Some of you are familiar with our story The Haunting House. Put simply, two men enter a purported haunted house only find out the hard and final way the reports are correct. Thematically I wrote it to try to spur the reader into thinking what it means about the nature of the universe and reality if a haunted house can exist. (Frightening stuff if you carry the logic out fully, but I’ll elaborate more on that in a different post.)
What very few are aware of is that this tale is a small part of a much larger, more serious and scary story I am working into a novel.
Enjoy this tiny sneak peak into the troubled background of The House. They set the tone for the novel.
PIECES OF WHAT THE HOUSE HAS SEEN
MR. & MRS. BRINKERHOFF
Robert Brinkerhoff was a socially awkward, nervous young man who enjoyed the quiet and predictable life of a banker. Ruth was a vivacious flapper from a small Westchester County town drawn to New York City during the Roaring Twenties. The unlikely pair met at a Petting Party that the timid professional was tricked into attending by coworkers. Robert was too shy to talk to any of the women present, which was exactly what caught Ruth’s eye. She found his discomfort charming. She walked straight up to him, said Hello, and stole his heart. They quickly fell in storybook love and spent the next few years in Manhattan before moving Upstate to start a family. They thought it was a stroke of luck to find such a large home at such a low cost, even for Depression Era prices. The real estate broker never mentioned any of the local legends and mysteries surrounding the house. They planned and prepped to spend the rest of theirs days in each other’s arms.

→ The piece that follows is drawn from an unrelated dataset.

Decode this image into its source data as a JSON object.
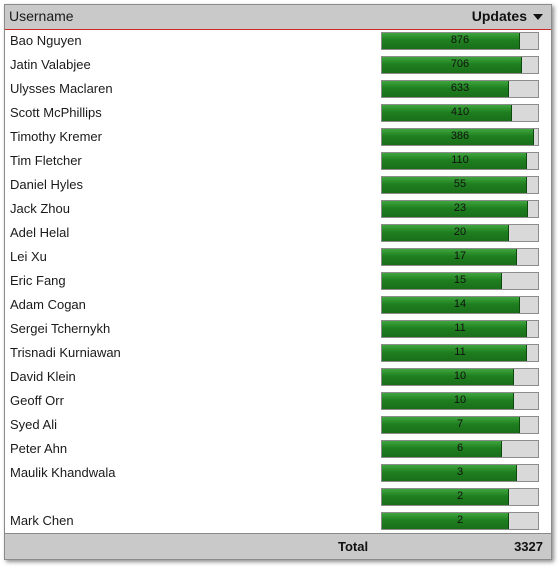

Three weeks later they were both dead.
The WARRENDER family
The Warrenders built the house in the mid 1850’s, but they weren’t the first to live on the land. The grounds had a long history, a fact Mrs. Warrender hated. Mr. Warrender in his typical patient manner explained the practicality of tearing down the large, pre-existing colonial and re-using it in the new construction. He also explained with much logic why the old barn should remain untouched. She listened but heard none of it. She clutched a life-long list of hatreds, miscarriages of justice, and perceived slights close to her heart like a rosary. She despised the older and unsophisticated Mr. Warrender. Much can be overlooked for security she told herself again and again during their lavish wedding ceremony some years earlier. She birthed three children who were all taught to call her mother when old enough to speak. The single light in her life was William Abbott, her husband’s handsome business partner. She loved him fiercely, though he never knew nor suspected. His Sundays visits, especially when Mrs. Abbott could not join them, made life tolerable. Then one day Mr. Warrender, Mr. Abbott, and group of local men went hunting for deer in the nearby woods. Mr. Abbott never returned. It was a terrible accident, all the men agreed. Mr. Abbott was careless and walked in front of Mr. Warrender’s rifle at the exact moment he fired. An accident? she thought late that night How? and more importantly Why him? She rolled the question over and over in her mind looking for an answer as her husband lay sobbing in his room next to her’s. A very small, very clever voice answered her. The next day she searched for a title in their library. She had argued against the books (Mr. Warrender insisted the children needed them) but the voice reminded her of a story that made her, silently and for the first time, thank her husband. The book was titled Hamlet. Mr. Warrender was found in the root cellar two months later. Mrs. Warrender dutifully wiped the tears from her children’s eyes at the funeral. The following years were the most peaceful of her life. Then one day the little voice came back. Go away she told it. I don’t need you anymore. It laughed in her ear. At night it crawled into bed with her and reminded her of the list. She ignored it and told herself it wasn’t real. And yet. Doors opened by themselves. Floors creaked. The servants whispered of a dark shape hiding in the library. The voice reminded her it of its good council. It then pointed out how much her two youngest, Charles and Edward, looked, acted, sounded, and even smelled like their father. Mrs. Warrender had to agree. Both were dead within six months. Only her eldest, George, whom she thought looked a bit like William, was left alive. She would make sure nothing happened to him. The year was 1860. 1861 came and her eldest died with the eldest and youngest of a nation torn apart. One day the servants woke to find the front door open and Mrs. Warrender gone. Her body was never found. In time the town folk came to agree poor Mrs. Warrender had succumbed to despair and a broken spirit.
In a way, they were right.